I’ve often wondered why actors don’t just retire after starring in a high-grossing film. Presumably, they have more than enough money to do whatever they want for the rest of their lives, so what makes them turn away from a life of comfort? Is it fear of boredom? Is it ambition, or the desire for money or fame? Or is it the human impulse to keep moving? At its heart, Alejandro Gonzalez Inarritu’s Birdman is an answer to these questions, a two hour testament to not taking the easy way out.
Birdman follows Michael Keaton, playing a fictionalized version of himself: A washed-up actor most famous for playing a winged superhero in the early ’90s—Batman is changed to Birdman, presumably for legal reasons—following him through the days leading up to the premiere of the Broadway play that he’s writing, directing, and starring in. He has to contend with a co-star who’s brilliant, but difficult to work with (Edward Norton), a daughter just out of rehab (Emma Stone), and a critic from the New York Times threatening to lambaste his play. On top of that, he has to deal with the fact that if his play fails, his career is basically over.
Keaton is outstanding here, and Birdman is in the running for the best work of his career. He throws everything he’s got at the audience, never afraid to get ugly or unlikable. He plays a narcissicist who nonetheless manages to win the audience over by gradually revealing a deeply human and relatable source for his pain. He’s someone who, above all, derives his sense of self-worth entirely from the judgments of others, and is therefore afraid that if his play fails, he’ll be forgotten—or worse, only remembered as Birdman. Every aspect of the film emanates from his skewed point of view, which is why every character acts not as how they actually are, but how he perceives them to be. It’s why the groveling voice of his Birdman character seems to magically speak to him, or how he may or may not be able to move objects with his mind; reality bends around him.

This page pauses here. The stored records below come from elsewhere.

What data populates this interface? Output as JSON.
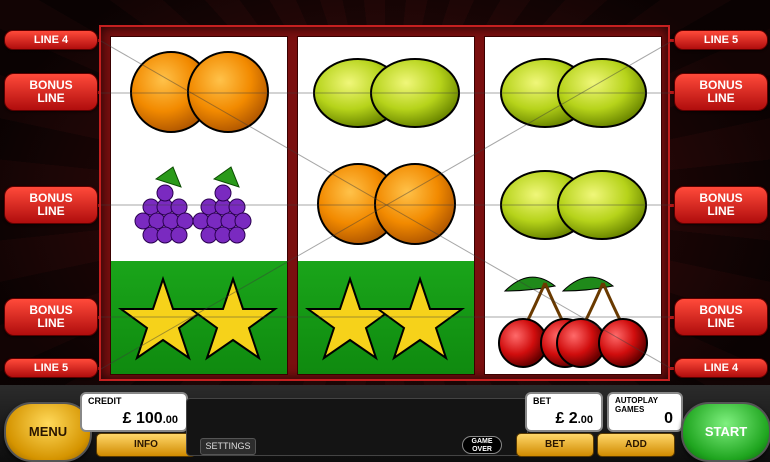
{
  "lines": {
    "left": [
      {
        "lines": [
          "LINE 4"
        ]
      },
      {
        "lines": [
          "BONUS",
          "LINE"
        ]
      },
      {
        "lines": [
          "BONUS",
          "LINE"
        ]
      },
      {
        "lines": [
          "BONUS",
          "LINE"
        ]
      },
      {
        "lines": [
          "LINE 5"
        ]
      }
    ],
    "right": [
      {
        "lines": [
          "LINE 5"
        ]
      },
      {
        "lines": [
          "BONUS",
          "LINE"
        ]
      },
      {
        "lines": [
          "BONUS",
          "LINE"
        ]
      },
      {
        "lines": [
          "BONUS",
          "LINE"
        ]
      },
      {
        "lines": [
          "LINE 4"
        ]
      }
    ]
  },
  "reels": [
    [
      "orange-symbol",
      "grapes-symbol",
      "star-symbol"
    ],
    [
      "lemon-symbol",
      "orange-symbol",
      "star-symbol"
    ],
    [
      "lemon-symbol",
      "lemon-symbol",
      "cherry-symbol"
    ]
  ],
  "controls": {
    "menu_label": "MENU",
    "start_label": "START",
    "info_label": "INFO",
    "settings_label": "SETTINGS",
    "bet_button_label": "BET",
    "add_button_label": "ADD",
    "game_over_1": "GAME",
    "game_over_2": "OVER"
  },
  "credit": {
    "label": "CREDIT",
    "currency": "£",
    "whole": "100",
    "decimals": ".00"
  },
  "bet": {
    "label": "BET",
    "currency": "£",
    "whole": "2",
    "decimals": ".00"
  },
  "autoplay": {
    "label": "AUTOPLAY GAMES",
    "value": "0"
  },
  "colors": {
    "accent_red": "#c21515",
    "gold_button": "#d59400",
    "start_green": "#1fa51f",
    "star_row_green": "#1aa51a"
  }
}
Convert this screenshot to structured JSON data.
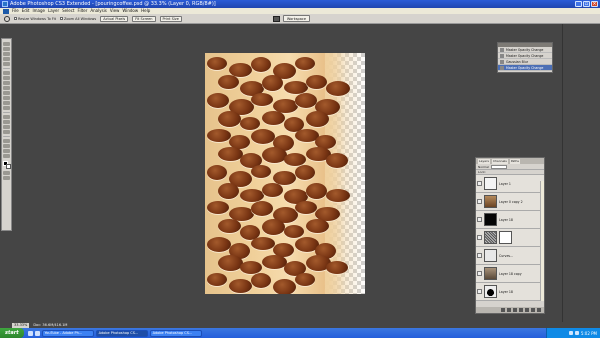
{
  "window": {
    "title": "Adobe Photoshop CS3 Extended - [pouringcoffee.psd @ 33.3% (Layer 0, RGB/8#)]"
  },
  "menu": [
    "File",
    "Edit",
    "Image",
    "Layer",
    "Select",
    "Filter",
    "Analysis",
    "View",
    "Window",
    "Help"
  ],
  "options_bar": {
    "resize_windows_label": "Resize Windows To Fit",
    "zoom_all_label": "Zoom All Windows",
    "actual_pixels_label": "Actual Pixels",
    "fit_screen_label": "Fit Screen",
    "print_size_label": "Print Size",
    "workspace_label": "Workspace"
  },
  "history": {
    "items": [
      {
        "label": "Master Opacity Change",
        "active": false
      },
      {
        "label": "Master Opacity Change",
        "active": false
      },
      {
        "label": "Gaussian Blur",
        "active": false
      },
      {
        "label": "Master Opacity Change",
        "active": true
      }
    ]
  },
  "layers": {
    "tabs": [
      "Layers",
      "Channels",
      "Paths"
    ],
    "blend_mode": "Normal",
    "lock_label": "Lock:",
    "rows": [
      {
        "name": "Layer 1",
        "thumb": "light"
      },
      {
        "name": "Layer 0 copy 2",
        "thumb": "mid"
      },
      {
        "name": "Layer 18",
        "thumb": "dark"
      },
      {
        "name": "",
        "thumb": "noise"
      },
      {
        "name": "Curves...",
        "thumb": "light"
      },
      {
        "name": "Layer 18 copy",
        "thumb": "mid"
      },
      {
        "name": "Layer 18",
        "thumb": "dark"
      }
    ]
  },
  "status": {
    "zoom": "33.33%",
    "doc": "Doc: 36.6M/416.1M"
  },
  "taskbar": {
    "start_label": "start",
    "tasks": [
      {
        "label": "YouTube - Adobe Ph...",
        "active": false
      },
      {
        "label": "Adobe Photoshop CS...",
        "active": true
      },
      {
        "label": "Adobe Photoshop CS...",
        "active": false
      }
    ],
    "clock": "5:02 PM"
  }
}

The supporting cast is also fantastic, elevating material that could ring false or sound hacky with less capable actors. Norton is the standout, giving us a strange blend of sincerity and bravado that frames him as the thematic antagonist. Stone plays a different type of character than she usually does, showing a shade of vulnerability that isn’t present in any of her other work. Zach Galifanakis, Naomi Watts, and Amy Ryan round out the cast, as the straight-man characters who have to deal with Keaton’s outbursts and insecurities.
The film is beautifully shot, capturing the exuberance and the immediacy of live theatre by keeping the camera constantly moving. Cinematographer Emmanuel Lubezki earns his keep, making the film look absolutely gorgeous, shooting in a dim light that makes everything look more intimate. Outdoor scenes seem to always take place at the time of day where the lights of New York City start to overpower the light of the sun. The camera swoops between subplots, gracefully drifting from the narrow hallways and exposed pipes of behind-the-scenes to the majesty of the open stage. This serves as a counterbalance for the score, which is almost entirely comprised of pounding, off-kilter drums and cymbals that ratchet the claustrophobia and suspense up even higher. The dialogue is pithy and vulgar, achieving the same effect as the score.
Though the decision to shoot the entire film as if it were one long contiguous take may seem gimmicky, it feels like this is the only type of filmmaking that can really do justice to the inherent excitement of live theatre. Everything is almost out of focus or just off-centre—you feel like it could all come crashing down at any moment, but it never does. Subplots begin and vanish without mention, characters are seemingly completely forgotten for large sections of the film, and yet none of that matters. Everything is simultaneously important and unimportant, flitting into and out of the periphery at a moment’s notice. This is not a film concerned with story structure or character development or even nuance. It’s asking, “What is happening right now?” and answering, “Everything.”